- Opening Delimiter -
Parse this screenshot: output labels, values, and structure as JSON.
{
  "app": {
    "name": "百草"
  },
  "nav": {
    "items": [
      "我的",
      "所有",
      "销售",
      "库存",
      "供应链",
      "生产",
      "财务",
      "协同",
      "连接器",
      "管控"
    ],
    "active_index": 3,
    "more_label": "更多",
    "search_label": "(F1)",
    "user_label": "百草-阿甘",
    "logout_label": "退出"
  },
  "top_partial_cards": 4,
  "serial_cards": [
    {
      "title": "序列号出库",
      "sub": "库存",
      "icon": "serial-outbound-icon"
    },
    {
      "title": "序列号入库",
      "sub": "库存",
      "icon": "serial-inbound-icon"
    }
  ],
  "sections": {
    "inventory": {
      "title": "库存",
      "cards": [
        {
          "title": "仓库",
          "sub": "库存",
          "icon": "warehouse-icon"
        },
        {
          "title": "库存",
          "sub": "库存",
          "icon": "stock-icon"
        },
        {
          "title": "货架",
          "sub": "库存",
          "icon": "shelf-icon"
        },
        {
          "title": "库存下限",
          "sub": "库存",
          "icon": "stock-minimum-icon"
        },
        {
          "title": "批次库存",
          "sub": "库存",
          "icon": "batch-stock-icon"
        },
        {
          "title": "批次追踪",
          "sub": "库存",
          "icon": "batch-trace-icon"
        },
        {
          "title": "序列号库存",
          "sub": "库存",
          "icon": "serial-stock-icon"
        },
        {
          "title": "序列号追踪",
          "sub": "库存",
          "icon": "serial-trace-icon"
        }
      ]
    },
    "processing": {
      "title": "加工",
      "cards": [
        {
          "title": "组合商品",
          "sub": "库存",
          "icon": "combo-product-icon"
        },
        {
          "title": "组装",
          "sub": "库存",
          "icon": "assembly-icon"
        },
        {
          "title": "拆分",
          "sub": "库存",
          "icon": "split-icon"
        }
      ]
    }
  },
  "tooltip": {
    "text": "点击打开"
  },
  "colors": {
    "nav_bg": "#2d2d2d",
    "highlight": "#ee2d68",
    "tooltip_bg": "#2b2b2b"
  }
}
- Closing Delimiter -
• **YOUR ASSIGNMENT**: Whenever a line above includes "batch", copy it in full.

• **TASK ANSWER**:
          "icon": "batch-stock-icon"
          "icon": "batch-trace-icon"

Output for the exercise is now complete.